National Historic Marker Day is celebrated on the last Friday of April, and it is a great opportunity to learn more about all the interesting, unique, and sometimes quirky historical events that have been commemorated by a state historic marker.  Did you know that there are currently 279 historic markets in the state of New Hampshire? That number continues to grow as new markers are installed.

You can find a list of all the historic markers here, and a fun challenge would be to plan different routes to see how many markers you can visit.

For this blog, we visited 7 markers which took a couple of hours to complete.  Read on to learn more!

Betty and Barney Hill Incident-Lincoln

This historic marker is located on Route 3 North at Indian Head Resort, which is on the route that this mindboggling incident took place. Betty and Barney Hill allegedly experienced the world’s most widely reported UFO abduction in the United States. They reported that they were abducted by little green men with large eyes, and their reports have become the gold standard of what most people think of when they imagine what an alien looks like.
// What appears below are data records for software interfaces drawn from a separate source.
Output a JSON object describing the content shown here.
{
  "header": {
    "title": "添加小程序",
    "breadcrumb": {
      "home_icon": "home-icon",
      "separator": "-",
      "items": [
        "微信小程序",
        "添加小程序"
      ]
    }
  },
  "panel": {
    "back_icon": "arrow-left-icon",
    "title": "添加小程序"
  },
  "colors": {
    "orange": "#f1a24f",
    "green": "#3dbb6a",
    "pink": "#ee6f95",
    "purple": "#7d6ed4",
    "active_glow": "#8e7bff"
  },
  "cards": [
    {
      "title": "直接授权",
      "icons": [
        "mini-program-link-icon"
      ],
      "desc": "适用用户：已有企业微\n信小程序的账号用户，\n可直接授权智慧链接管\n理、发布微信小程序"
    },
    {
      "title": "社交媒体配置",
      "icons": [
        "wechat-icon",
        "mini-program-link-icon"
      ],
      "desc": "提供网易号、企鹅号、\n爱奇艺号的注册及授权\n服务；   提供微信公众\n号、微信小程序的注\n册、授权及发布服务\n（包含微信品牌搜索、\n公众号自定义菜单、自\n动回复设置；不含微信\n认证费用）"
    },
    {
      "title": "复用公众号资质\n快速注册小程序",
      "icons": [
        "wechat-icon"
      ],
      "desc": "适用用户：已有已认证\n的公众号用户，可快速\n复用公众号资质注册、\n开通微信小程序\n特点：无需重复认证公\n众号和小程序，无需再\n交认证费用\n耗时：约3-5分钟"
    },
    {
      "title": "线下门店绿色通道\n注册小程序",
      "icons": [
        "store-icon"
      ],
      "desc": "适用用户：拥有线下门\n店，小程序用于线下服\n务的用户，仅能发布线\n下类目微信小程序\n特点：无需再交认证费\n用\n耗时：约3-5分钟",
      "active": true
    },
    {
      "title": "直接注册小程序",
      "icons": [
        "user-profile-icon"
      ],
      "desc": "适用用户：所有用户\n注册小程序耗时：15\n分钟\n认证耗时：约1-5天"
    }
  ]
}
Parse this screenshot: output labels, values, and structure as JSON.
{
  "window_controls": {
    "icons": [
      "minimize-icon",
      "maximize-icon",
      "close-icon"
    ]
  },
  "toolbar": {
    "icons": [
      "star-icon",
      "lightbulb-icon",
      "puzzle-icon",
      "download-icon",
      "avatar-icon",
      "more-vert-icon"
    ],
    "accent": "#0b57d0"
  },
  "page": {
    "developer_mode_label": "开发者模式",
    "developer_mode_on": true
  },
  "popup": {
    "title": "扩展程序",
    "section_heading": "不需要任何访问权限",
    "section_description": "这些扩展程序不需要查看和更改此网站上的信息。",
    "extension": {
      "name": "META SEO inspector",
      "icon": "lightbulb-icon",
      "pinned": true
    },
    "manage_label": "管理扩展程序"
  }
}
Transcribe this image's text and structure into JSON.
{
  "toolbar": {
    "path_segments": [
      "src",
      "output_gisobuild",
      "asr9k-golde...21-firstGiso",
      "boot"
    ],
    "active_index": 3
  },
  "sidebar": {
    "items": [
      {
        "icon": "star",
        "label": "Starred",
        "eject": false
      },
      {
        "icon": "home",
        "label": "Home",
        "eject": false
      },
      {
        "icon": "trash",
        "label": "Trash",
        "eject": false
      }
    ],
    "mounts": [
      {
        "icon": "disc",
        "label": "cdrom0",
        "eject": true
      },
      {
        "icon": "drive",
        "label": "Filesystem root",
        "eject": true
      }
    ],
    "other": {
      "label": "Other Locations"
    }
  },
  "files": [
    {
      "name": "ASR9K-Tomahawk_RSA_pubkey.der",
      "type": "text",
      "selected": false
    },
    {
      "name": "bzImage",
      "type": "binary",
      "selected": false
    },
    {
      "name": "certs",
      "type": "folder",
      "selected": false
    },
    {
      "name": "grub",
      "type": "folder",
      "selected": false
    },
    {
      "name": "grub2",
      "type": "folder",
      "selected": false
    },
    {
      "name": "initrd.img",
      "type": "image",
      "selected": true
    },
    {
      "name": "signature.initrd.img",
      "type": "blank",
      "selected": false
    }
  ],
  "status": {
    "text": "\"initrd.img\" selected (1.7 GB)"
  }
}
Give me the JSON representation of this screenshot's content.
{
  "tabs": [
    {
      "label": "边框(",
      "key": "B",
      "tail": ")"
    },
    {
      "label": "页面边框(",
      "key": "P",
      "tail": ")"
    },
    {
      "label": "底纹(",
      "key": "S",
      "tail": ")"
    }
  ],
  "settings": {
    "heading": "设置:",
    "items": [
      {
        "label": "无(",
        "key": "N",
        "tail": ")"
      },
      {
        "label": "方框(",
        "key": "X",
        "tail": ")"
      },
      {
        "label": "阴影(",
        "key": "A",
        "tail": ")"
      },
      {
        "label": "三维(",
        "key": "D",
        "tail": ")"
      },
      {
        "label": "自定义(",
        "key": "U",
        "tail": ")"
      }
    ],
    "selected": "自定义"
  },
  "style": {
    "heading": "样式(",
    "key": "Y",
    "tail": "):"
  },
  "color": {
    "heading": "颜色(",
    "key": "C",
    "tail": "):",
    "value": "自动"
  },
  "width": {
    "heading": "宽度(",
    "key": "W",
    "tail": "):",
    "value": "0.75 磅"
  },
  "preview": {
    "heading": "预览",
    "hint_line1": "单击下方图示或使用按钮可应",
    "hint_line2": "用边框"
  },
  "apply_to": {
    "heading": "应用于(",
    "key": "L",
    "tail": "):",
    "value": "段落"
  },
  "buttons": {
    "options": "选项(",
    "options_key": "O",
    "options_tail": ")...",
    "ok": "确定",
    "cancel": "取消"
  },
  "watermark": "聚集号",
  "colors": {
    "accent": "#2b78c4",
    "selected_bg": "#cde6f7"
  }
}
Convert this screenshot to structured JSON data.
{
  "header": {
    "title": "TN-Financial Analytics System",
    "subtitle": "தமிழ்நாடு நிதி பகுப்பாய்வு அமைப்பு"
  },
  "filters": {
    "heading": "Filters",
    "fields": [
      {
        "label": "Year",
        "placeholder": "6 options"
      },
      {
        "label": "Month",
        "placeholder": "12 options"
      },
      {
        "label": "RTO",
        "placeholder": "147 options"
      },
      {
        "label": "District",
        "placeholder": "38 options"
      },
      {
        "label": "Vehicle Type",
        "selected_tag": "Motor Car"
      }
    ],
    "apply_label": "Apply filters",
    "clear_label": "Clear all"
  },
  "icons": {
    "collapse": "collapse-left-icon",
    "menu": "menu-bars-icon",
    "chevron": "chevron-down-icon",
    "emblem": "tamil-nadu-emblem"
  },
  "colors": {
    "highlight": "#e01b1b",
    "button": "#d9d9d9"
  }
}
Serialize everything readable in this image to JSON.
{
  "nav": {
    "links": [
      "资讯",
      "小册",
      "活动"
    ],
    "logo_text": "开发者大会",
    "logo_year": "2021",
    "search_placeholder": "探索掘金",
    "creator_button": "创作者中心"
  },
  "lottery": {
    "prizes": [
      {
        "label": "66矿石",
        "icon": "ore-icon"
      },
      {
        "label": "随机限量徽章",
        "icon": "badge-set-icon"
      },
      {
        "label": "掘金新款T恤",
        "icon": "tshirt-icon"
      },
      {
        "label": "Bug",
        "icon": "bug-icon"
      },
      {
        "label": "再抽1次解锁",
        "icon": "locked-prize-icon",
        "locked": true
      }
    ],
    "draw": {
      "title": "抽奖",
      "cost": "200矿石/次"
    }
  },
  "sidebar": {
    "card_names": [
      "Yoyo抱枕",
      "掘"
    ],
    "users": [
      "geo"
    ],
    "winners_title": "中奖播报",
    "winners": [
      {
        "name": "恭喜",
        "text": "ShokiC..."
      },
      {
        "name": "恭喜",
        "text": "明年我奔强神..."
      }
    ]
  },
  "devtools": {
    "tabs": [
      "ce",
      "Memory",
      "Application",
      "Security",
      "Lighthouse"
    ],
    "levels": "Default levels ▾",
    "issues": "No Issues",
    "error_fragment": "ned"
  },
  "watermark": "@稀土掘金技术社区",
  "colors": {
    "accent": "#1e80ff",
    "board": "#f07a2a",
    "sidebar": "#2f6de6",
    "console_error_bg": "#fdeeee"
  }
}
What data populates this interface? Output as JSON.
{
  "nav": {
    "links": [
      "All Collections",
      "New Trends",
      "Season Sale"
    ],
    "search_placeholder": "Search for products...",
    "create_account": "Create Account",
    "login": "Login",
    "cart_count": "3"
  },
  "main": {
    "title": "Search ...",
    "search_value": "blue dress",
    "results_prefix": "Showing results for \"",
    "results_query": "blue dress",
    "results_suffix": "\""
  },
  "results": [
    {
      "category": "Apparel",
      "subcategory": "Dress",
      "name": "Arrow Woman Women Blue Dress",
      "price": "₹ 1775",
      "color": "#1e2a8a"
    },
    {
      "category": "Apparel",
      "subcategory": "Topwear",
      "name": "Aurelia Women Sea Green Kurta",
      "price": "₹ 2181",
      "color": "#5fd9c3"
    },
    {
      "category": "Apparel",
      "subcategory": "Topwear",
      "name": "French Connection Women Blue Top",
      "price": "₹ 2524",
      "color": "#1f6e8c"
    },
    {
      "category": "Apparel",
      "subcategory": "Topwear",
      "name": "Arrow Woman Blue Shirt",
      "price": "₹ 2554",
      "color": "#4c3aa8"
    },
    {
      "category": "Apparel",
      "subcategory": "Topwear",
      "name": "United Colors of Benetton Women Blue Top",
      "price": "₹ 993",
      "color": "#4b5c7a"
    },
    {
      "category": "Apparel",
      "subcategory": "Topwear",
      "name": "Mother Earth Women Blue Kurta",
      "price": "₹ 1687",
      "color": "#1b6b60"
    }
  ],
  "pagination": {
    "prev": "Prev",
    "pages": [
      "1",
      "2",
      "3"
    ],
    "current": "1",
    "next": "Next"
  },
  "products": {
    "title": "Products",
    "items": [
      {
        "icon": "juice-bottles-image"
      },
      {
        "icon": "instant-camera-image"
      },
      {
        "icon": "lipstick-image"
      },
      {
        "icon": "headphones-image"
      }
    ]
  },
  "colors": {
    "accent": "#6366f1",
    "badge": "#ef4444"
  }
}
Their story has been the basis of tv shows and movies, the most famous of which was made in 1975 and starred James Earl Jones and Estelle Parsons.

Betty and Barney Hill Historic Marker

Stone Iron Furnace-Franconia

Located right on the Main Street of Franconia, this historic marker stands in a little park along the Gale River which also features an iron bridge and an Interpretive Center which is managed by the Franconia Heritage Museum. The Besaw Iron Furnace (which still stands across the river) was built in 1805 and is an octagonal shaped furnace made of local granite. It is the last of its kind to stand in the state of New Hampshire. Iron production was in decline by 1865 and the furnace was eventually abandoned. The park is a lovely spot to enjoy a picnic lunch before visiting some of the local shops along the Main Street such as the Franconia Basecamp and Franconia Market.

Besaw Iron Furnace

Frances Glessner Lee-Bethlehem

Heading East on Route 302, you can find this historic marker on Glessner Road, leading up to the Rocks property. The Rocks was the summer estate of Frances’s family and in the 1940’s -1950’s, she pursued her passion for criminology which was inspired by a close friend who studied medicine and death investigation at Harvard Medical School. She created 20 dioramas called the “Nutshell Studies Unexplained Death” which depicted actual crime scenes.  She was named an honorary captain of the New Hampshire State Police in 1943.

Frances Glessner Lee

Beecher’s Pulpit-Carroll

One of the newer of the New Hampshire state historic markers, this one was dedicated in July 2022. This marker can be found on School Street in the parking lot of the Twin Mountain Chamber of Commerce. The Rev. Henry Ward Beecher was a Congregationalist clergyman, abolitionist, and a proponent of women’s suffrage. He was also the brother of Harriet Beecher Stowe who was an author and abolitionist.  While visiting the White Mountains to ease his allergy symptoms, Beecher would stand on a glacial boulder near this spot and preach to crowds of nearly 1,000 people.  

Beecher's Pulpit

Mount Washington Hotel-Bretton Woods

You can find this historic marker at the scenic vista parking lot across the street from the hotel. The Omni Mount Washington Hotel is one of the last remaining grand hotels in the White Mountains and the state of New Hampshire.  The building of the hotel was financed by Joseph Stickney and was completed in 1902.  Stickney hired 250 Italian artisans to build the hotel at a cost of $1.7 million dollars.  The hotel used to close in the winter, but it opened for its first winter season in 1999.  If you wish to take a self-guided tour of the hotel, be sure to stop at the Grandfather Clock in the lobby.  There was a tradition that the first guest of the summer season would wind the clock, signaling that the hotel was open for the summer.

Mount Washington Hotel Historic Marker

Bretton Woods Monetary Conference-Bretton Woods

This marker is easy to find as it is on the opposite side of the Mount Washington Hotel marker! In 1944, delegates from 44 countries from around the world met at the Mount Washington Hotel in the Gold Room to establish regulations for the international monetary system. This was a very important meeting as it created the International Monetary Fund and led the founding of the World Bank. It set the exchange rate of currencies around the world to the value of gold.

Bretton Woods Monetary Conference

The Crawford Family-Bretton Woods

Right before the turn to the Base Road of the Mount Washington Cog Railway, you will find this historic marker, which is an homage to the founding family of the area that we now know as Crawford Notch. The Crawford Family were pioneers in building hotels that would appeal to tourists traveling to the region via railroad. The Crawford House was a grand hotel that burned down in 1977.  The Appalachian Mountain Club Highland Center was built on the site of the hotel. The Crawford Path was originally cut by Ethan Allen Crawford and is the oldest continuously used trail to the summit of Mount Washington.

Crawford Family Marker

(Photos Courtesy of Colleen Eliason)

There are many more historic markers to discover throughout the various towns in the White Mountains. While you're in the car, you can also check out some of our other scenic drives or peruse our blog for additional trip ideas